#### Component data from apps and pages

-----

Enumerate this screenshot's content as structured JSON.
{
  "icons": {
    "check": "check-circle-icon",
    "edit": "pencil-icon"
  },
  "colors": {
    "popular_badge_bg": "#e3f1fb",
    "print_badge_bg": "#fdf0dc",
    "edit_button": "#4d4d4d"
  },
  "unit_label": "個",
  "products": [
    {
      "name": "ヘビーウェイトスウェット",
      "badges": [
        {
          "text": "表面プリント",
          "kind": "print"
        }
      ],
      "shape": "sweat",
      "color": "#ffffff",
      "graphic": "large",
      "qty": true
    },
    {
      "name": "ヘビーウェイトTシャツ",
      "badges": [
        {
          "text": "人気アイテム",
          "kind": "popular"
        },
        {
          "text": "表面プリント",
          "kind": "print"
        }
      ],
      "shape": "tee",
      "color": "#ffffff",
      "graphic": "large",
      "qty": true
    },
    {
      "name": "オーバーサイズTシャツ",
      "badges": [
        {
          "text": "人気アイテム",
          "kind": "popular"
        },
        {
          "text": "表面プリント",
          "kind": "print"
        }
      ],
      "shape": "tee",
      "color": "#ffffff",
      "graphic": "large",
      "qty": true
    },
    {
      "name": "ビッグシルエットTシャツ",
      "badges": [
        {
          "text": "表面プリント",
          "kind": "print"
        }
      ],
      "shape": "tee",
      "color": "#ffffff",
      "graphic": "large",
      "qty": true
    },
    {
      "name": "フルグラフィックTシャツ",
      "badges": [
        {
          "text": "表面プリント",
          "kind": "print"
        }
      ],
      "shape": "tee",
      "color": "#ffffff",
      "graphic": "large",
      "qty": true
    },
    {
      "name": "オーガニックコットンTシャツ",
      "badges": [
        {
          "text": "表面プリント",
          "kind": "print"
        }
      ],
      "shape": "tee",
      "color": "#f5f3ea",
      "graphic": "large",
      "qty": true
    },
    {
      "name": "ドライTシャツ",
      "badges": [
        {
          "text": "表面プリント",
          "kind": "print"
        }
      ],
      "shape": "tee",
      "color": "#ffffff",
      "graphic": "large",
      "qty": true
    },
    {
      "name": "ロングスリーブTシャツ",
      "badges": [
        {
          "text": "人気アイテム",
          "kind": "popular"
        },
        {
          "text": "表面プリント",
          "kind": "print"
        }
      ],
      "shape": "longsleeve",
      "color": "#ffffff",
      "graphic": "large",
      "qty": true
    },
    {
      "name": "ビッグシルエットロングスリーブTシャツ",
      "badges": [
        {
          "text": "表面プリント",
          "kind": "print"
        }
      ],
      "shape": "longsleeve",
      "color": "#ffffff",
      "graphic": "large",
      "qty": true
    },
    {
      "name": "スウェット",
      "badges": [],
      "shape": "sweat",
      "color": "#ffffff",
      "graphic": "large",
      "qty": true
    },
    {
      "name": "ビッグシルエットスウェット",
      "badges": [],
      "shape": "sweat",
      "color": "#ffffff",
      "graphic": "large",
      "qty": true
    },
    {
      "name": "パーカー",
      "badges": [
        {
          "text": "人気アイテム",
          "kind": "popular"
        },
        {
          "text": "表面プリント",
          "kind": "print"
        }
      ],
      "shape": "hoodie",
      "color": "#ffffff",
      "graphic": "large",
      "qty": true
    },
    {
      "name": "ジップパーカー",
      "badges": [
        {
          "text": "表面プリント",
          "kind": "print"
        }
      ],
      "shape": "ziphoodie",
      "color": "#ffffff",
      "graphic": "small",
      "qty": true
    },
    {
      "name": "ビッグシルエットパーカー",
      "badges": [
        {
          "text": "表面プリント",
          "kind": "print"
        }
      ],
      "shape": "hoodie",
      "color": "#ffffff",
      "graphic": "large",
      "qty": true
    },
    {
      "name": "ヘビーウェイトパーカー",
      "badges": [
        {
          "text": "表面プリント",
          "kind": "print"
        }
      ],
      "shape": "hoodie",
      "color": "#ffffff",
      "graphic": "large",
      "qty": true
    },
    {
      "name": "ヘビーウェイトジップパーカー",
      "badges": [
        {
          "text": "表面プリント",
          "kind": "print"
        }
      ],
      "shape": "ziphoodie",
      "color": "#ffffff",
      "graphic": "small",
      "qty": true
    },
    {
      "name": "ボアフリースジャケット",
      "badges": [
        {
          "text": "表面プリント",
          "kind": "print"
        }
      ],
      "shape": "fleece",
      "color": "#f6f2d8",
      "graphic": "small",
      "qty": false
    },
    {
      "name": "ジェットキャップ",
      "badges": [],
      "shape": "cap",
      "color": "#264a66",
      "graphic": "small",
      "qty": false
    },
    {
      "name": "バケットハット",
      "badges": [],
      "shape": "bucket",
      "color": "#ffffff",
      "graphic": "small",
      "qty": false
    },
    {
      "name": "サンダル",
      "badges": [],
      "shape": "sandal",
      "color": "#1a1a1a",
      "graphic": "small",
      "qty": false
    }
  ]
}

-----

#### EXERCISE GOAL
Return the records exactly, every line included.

#### COMPLETED EXERCISE
Enumerate this screenshot's content as structured JSON.
{
  "icons": {
    "check": "check-circle-icon",
    "edit": "pencil-icon"
  },
  "colors": {
    "popular_badge_bg": "#e3f1fb",
    "print_badge_bg": "#fdf0dc",
    "edit_button": "#4d4d4d"
  },
  "unit_label": "個",
  "products": [
    {
      "name": "ヘビーウェイトスウェット",
      "badges": [
        {
          "text": "表面プリント",
          "kind": "print"
        }
      ],
      "shape": "sweat",
      "color": "#ffffff",
      "graphic": "large",
      "qty": true
    },
    {
      "name": "ヘビーウェイトTシャツ",
      "badges": [
        {
          "text": "人気アイテム",
          "kind": "popular"
        },
        {
          "text": "表面プリント",
          "kind": "print"
        }
      ],
      "shape": "tee",
      "color": "#ffffff",
      "graphic": "large",
      "qty": true
    },
    {
      "name": "オーバーサイズTシャツ",
      "badges": [
        {
          "text": "人気アイテム",
          "kind": "popular"
        },
        {
          "text": "表面プリント",
          "kind": "print"
        }
      ],
      "shape": "tee",
      "color": "#ffffff",
      "graphic": "large",
      "qty": true
    },
    {
      "name": "ビッグシルエットTシャツ",
      "badges": [
        {
          "text": "表面プリント",
          "kind": "print"
        }
      ],
      "shape": "tee",
      "color": "#ffffff",
      "graphic": "large",
      "qty": true
    },
    {
      "name": "フルグラフィックTシャツ",
      "badges": [
        {
          "text": "表面プリント",
          "kind": "print"
        }
      ],
      "shape": "tee",
      "color": "#ffffff",
      "graphic": "large",
      "qty": true
    },
    {
      "name": "オーガニックコットンTシャツ",
      "badges": [
        {
          "text": "表面プリント",
          "kind": "print"
        }
      ],
      "shape": "tee",
      "color": "#f5f3ea",
      "graphic": "large",
      "qty": true
    },
    {
      "name": "ドライTシャツ",
      "badges": [
        {
          "text": "表面プリント",
          "kind": "print"
        }
      ],
      "shape": "tee",
      "color": "#ffffff",
      "graphic": "large",
      "qty": true
    },
    {
      "name": "ロングスリーブTシャツ",
      "badges": [
        {
          "text": "人気アイテム",
          "kind": "popular"
        },
        {
          "text": "表面プリント",
          "kind": "print"
        }
      ],
      "shape": "longsleeve",
      "color": "#ffffff",
      "graphic": "large",
      "qty": true
    },
    {
      "name": "ビッグシルエットロングスリーブTシャツ",
      "badges": [
        {
          "text": "表面プリント",
          "kind": "print"
        }
      ],
      "shape": "longsleeve",
      "color": "#ffffff",
      "graphic": "large",
      "qty": true
    },
    {
      "name": "スウェット",
      "badges": [],
      "shape": "sweat",
      "color": "#ffffff",
      "graphic": "large",
      "qty": true
    },
    {
      "name": "ビッグシルエットスウェット",
      "badges": [],
      "shape": "sweat",
      "color": "#ffffff",
      "graphic": "large",
      "qty": true
    },
    {
      "name": "パーカー",
      "badges": [
        {
          "text": "人気アイテム",
          "kind": "popular"
        },
        {
          "text": "表面プリント",
          "kind": "print"
        }
      ],
      "shape": "hoodie",
      "color": "#ffffff",
      "graphic": "large",
      "qty": true
    },
    {
      "name": "ジップパーカー",
      "badges": [
        {
          "text": "表面プリント",
          "kind": "print"
        }
      ],
      "shape": "ziphoodie",
      "color": "#ffffff",
      "graphic": "small",
      "qty": true
    },
    {
      "name": "ビッグシルエットパーカー",
      "badges": [
        {
          "text": "表面プリント",
          "kind": "print"
        }
      ],
      "shape": "hoodie",
      "color": "#ffffff",
      "graphic": "large",
      "qty": true
    },
    {
      "name": "ヘビーウェイトパーカー",
      "badges": [
        {
          "text": "表面プリント",
          "kind": "print"
        }
      ],
      "shape": "hoodie",
      "color": "#ffffff",
      "graphic": "large",
      "qty": true
    },
    {
      "name": "ヘビーウェイトジップパーカー",
      "badges": [
        {
          "text": "表面プリント",
          "kind": "print"
        }
      ],
      "shape": "ziphoodie",
      "color": "#ffffff",
      "graphic": "small",
      "qty": true
    },
    {
      "name": "ボアフリースジャケット",
      "badges": [
        {
          "text": "表面プリント",
          "kind": "print"
        }
      ],
      "shape": "fleece",
      "color": "#f6f2d8",
      "graphic": "small",
      "qty": false
    },
    {
      "name": "ジェットキャップ",
      "badges": [],
      "shape": "cap",
      "color": "#264a66",
      "graphic": "small",
      "qty": false
    },
    {
      "name": "バケットハット",
      "badges": [],
      "shape": "bucket",
      "color": "#ffffff",
      "graphic": "small",
      "qty": false
    },
    {
      "name": "サンダル",
      "badges": [],
      "shape": "sandal",
      "color": "#1a1a1a",
      "graphic": "small",
      "qty": false
    }
  ]
}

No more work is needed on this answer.